I love that this race takes place in March. It gave me something big to work towards during the winter, especially after the marathon high died down. Overall, I enjoy winter running but it’s a struggle to maintain consistency throughout the cold months. I even got sick twice during this training cycle. But regardless of how challenging it was, I loved the process. I pushed through the workouts with my Whippet comrades. They really took me outside of my comfort zone and I can’t credit them enough for this incredible PR. And nothing compares to their cheering stations. I have no words for how fortunate I am to be part of this team.
If there’s one major thing I took away from this, it’s that I can do a lot more than I think. I literally say that in every single post-race recap and somehow it hasn’t stuck yet (or that the doubt always kicks back in). As I’m going through a major career change into UX, believing in myself has been one of the hardest things to do. I fear applying to product roles because I think I’m not qualified enough. I shy away from reaching out to industry leaders because of fear of rejection. I need to set moonshot goals for this part of my life too and I might surprise myself.

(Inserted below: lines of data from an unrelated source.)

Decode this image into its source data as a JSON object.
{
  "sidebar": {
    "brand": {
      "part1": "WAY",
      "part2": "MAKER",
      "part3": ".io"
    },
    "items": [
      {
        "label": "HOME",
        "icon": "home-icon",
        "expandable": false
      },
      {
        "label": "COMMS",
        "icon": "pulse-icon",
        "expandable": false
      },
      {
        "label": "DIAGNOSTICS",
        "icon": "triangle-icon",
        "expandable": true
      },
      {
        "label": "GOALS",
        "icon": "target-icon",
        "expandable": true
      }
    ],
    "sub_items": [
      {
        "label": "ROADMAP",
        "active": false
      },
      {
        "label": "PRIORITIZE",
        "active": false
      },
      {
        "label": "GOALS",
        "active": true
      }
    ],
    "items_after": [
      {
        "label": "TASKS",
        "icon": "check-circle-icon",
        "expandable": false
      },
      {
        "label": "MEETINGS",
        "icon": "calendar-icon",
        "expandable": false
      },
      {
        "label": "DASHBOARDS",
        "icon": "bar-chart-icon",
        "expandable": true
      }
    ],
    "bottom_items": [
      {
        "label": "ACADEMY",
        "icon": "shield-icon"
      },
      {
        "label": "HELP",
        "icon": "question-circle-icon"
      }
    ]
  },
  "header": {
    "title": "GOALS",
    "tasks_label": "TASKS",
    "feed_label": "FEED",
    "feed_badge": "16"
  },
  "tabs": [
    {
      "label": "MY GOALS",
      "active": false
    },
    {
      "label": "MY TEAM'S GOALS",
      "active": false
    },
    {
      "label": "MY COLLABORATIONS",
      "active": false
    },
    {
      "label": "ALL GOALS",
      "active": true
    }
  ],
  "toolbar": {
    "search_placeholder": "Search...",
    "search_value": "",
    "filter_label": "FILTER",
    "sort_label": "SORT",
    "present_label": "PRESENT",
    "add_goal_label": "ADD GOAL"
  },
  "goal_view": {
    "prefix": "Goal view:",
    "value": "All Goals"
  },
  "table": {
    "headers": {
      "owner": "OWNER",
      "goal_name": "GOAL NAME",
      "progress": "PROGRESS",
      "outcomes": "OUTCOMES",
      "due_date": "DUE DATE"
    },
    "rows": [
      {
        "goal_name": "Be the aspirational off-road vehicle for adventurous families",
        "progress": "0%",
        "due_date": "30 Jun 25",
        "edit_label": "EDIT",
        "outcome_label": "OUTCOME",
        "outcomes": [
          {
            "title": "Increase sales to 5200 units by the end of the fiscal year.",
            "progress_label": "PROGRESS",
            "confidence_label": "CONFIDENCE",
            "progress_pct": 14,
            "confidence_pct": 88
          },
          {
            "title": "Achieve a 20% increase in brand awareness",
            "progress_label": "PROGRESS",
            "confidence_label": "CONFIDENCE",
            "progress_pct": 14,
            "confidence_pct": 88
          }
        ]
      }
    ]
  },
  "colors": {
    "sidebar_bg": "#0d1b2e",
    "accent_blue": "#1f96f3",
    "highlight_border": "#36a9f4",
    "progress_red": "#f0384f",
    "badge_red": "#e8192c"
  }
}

It’s still up for debate whether I’ll be back for round three. But with my history of getting big PRs at this race, it’s tempting to sign up again. Who knows what will happen. Finally, from the bottom of my heart, I’d love to thank all those that played a big role in supporting this race behind the scenes – the NYRR staff, volunteers, City agencies, and of course, my Whippets teammates who take training, racing and especially cheering seriously – thank you. You all make it possible to keep closing the gap between me and a BQ.